Renowned for its dedication to rear-engine placement, Porsche has consistently maintained this feature in its iconic 911 model. We delve into the initial version of the legendary 911 and explore the design choices that contribute to its enduring appeal.
Envisioned as an everyday sports car, the Porsche 911 was meticulously crafted with this objective in mind. The synergy of its components makes this Porsche truly exceptional, and despite only undergoing relatively minor updates, it has remained a beloved classic for over half a century.
No other the 911's feature characterizes it better than its engine– air cooled boxer in the back of the car was an unconventional approach even in 1963, when the model debuted. It had the same layout as its predecessor Porsche 356, Porsche designed VW Beetle or even Tatra 97, which influenced all of these cars. Although the engine was still an air-cooled boxer, it was a brand new 6-cylinder affair. Porsche knew this layout simplified the overall design of the car.

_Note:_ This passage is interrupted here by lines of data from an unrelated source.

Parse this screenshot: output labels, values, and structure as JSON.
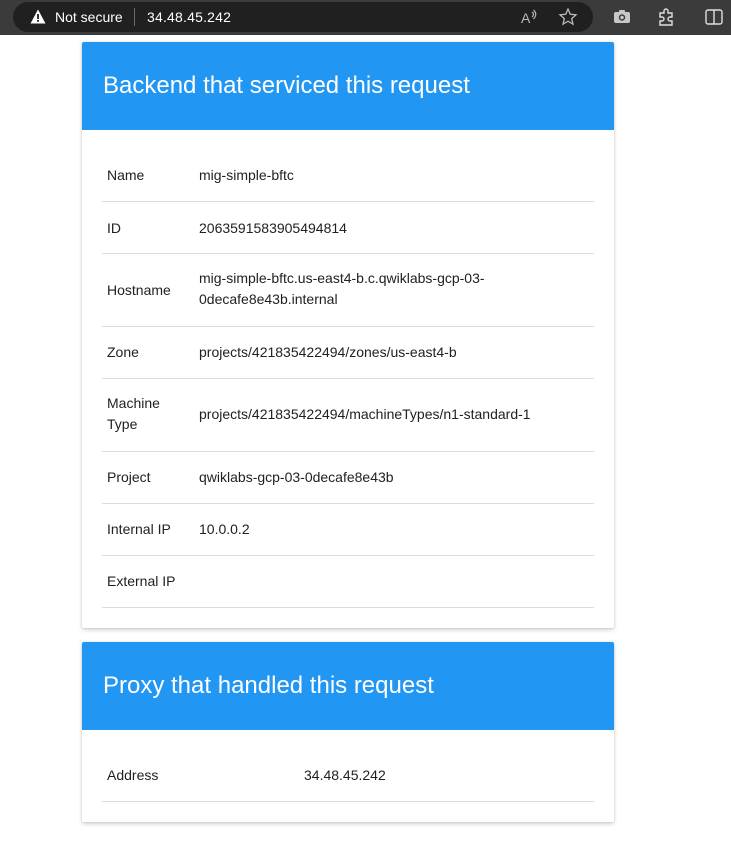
{
  "browser": {
    "security_label": "Not secure",
    "url": "34.48.45.242"
  },
  "backend": {
    "title": "Backend that serviced this request",
    "rows": [
      {
        "label": "Name",
        "value": "mig-simple-bftc"
      },
      {
        "label": "ID",
        "value": "2063591583905494814"
      },
      {
        "label": "Hostname",
        "value": "mig-simple-bftc.us-east4-b.c.qwiklabs-gcp-03-0decafe8e43b.internal"
      },
      {
        "label": "Zone",
        "value": "projects/421835422494/zones/us-east4-b"
      },
      {
        "label": "Machine Type",
        "value": "projects/421835422494/machineTypes/n1-standard-1"
      },
      {
        "label": "Project",
        "value": "qwiklabs-gcp-03-0decafe8e43b"
      },
      {
        "label": "Internal IP",
        "value": "10.0.0.2"
      },
      {
        "label": "External IP",
        "value": ""
      }
    ]
  },
  "proxy": {
    "title": "Proxy that handled this request",
    "rows": [
      {
        "label": "Address",
        "value": "34.48.45.242"
      }
    ]
  },
  "colors": {
    "header_blue": "#2196f3",
    "browser_bar": "#3b3b3b"
  }
}
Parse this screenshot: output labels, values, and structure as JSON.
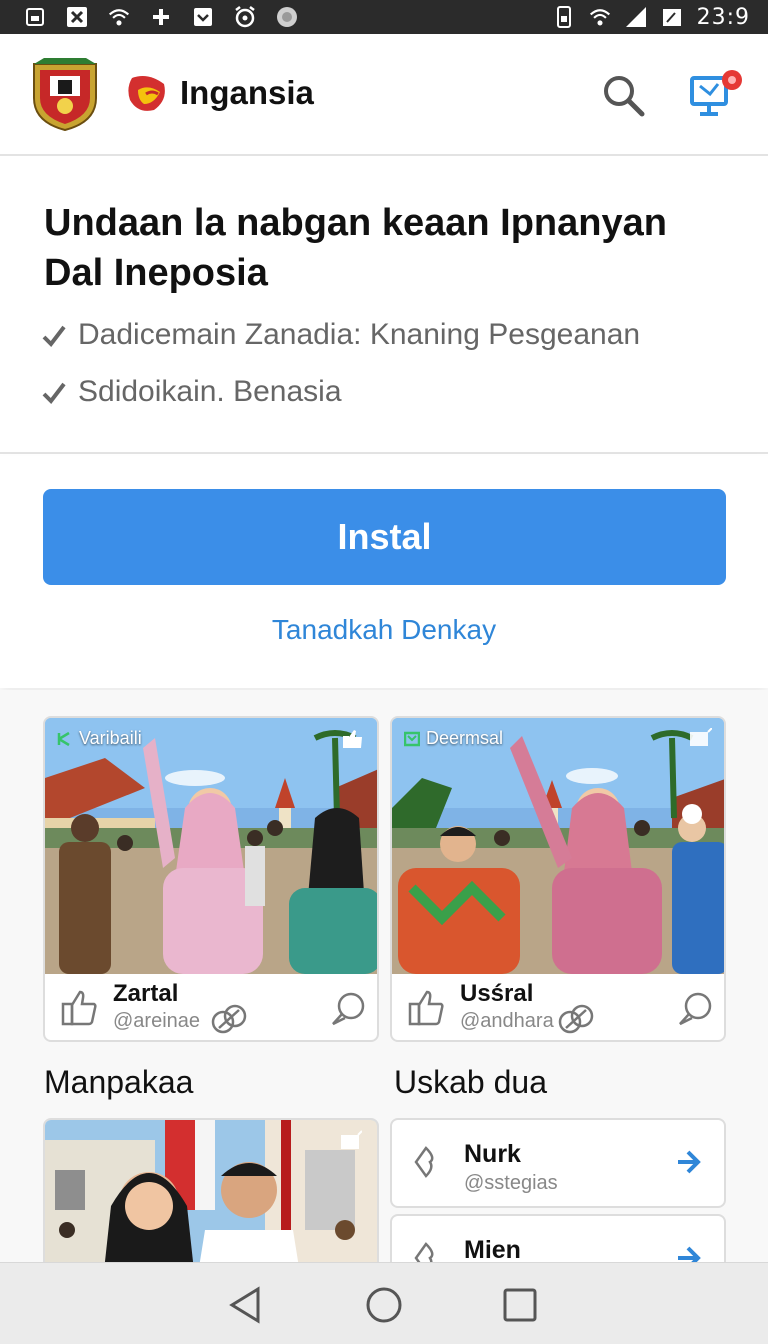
{
  "status_bar": {
    "time": "23:9",
    "left_icons": [
      "screenshot-icon",
      "close-box-icon",
      "wifi-icon",
      "plus-icon",
      "download-icon",
      "alarm-icon",
      "spinner-icon"
    ],
    "right_icons": [
      "sim-icon",
      "wifi-icon",
      "signal-icon",
      "battery-icon"
    ]
  },
  "header": {
    "brand_name": "Ingansia",
    "icons": [
      "crest-logo-icon",
      "brand-logo-icon",
      "search-icon",
      "notification-monitor-icon"
    ]
  },
  "intro": {
    "title": "Undaan la nabgan keaan Ipnanyan Dal Ineposia",
    "checks": [
      "Dadicemain Zanadia: Knaning Pesgeanan",
      "Sdidoikain. Benasia"
    ]
  },
  "install": {
    "button_label": "Instal",
    "secondary_link": "Tanadkah Denkay"
  },
  "feed": {
    "cards": [
      {
        "tag": "Varibaili",
        "user": "Zartal",
        "handle": "@areinae"
      },
      {
        "tag": "Deermsal",
        "user": "Usśral",
        "handle": "@andhara"
      }
    ],
    "section_left": "Manpakaa",
    "section_right": "Uskab dua",
    "list": [
      {
        "name": "Nurk",
        "handle": "@sstegias"
      },
      {
        "name": "Mien",
        "handle": ""
      }
    ]
  },
  "colors": {
    "accent": "#3b8ee8",
    "link": "#2f86d8",
    "status_bar": "#2b2b2b",
    "badge": "#e53935"
  },
  "navbar": {
    "icons": [
      "back-icon",
      "home-icon",
      "recents-icon"
    ]
  }
}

The Porsche 911 was designed without a front radiator, resulting in a more streamlined front end devoid of any drag-causing cooling vents. Moreover, the absence of water lines running through the car further reduced the vehicle's complexity.
While the streamlined front end of the VW Beetle improved fuel efficiency, it enabled the 911 to achieve higher top speeds. Combined with the teardrop-shaped rear, the original 911 was highly aerodynamic. Ferdinand Alexander Porsche, the grandson of Porsche founder Ferdinand Porsche, crafted the design. Discussing the evolution from the Porsche 356 to the 911, he stated, "it had to become a new Porsche that is just as good as or better than the old one, in the same style but not necessarily in the same form." F.A. Porsche firmly believed that form should follow function, a principle he carried forward when establishing Porsche Design.
The similarities between the 911 and the humble VW Beetle make sense once you learn that the 911 was intended to be a 2+2 coupe rather than a two-seater. Putting the engine in the back preserved more passenger space within the wheelbase. The 911 was supposed to seat four people reasonably comfortably. The front seats had to be moved forward to gain some room for the rear-seat passengers. Consequentially, the A-pillars were made steeper, giving the car its signature profile.
Undoubtedly, the open-top version of the 911, the Targa, is as iconic as the coupe, with Porsche continuing to produce this model even today. Originally, the Targa was conceived amid rumours in the US that convertibles would be banned due to safety regulations. Consequently, the 911 convertible project was halted, and the Targa was created. The name Targa was derived from the Italian Targa Florio race, where Porsche excelled and can also mean "a shield" in Italian. The car retains the coupe's silhouette, but the central portion of the roof and the rear window can be removed, leaving only the distinct roll bar. This design enhances structural rigidity, contributing to safety and handling.
911’s design has evolved slightly over half of the century, becoming one of the most recognized shapes in automotive history. While it is well-proportioned and pleasant, it came about from rationality, pursuing speed and comfort.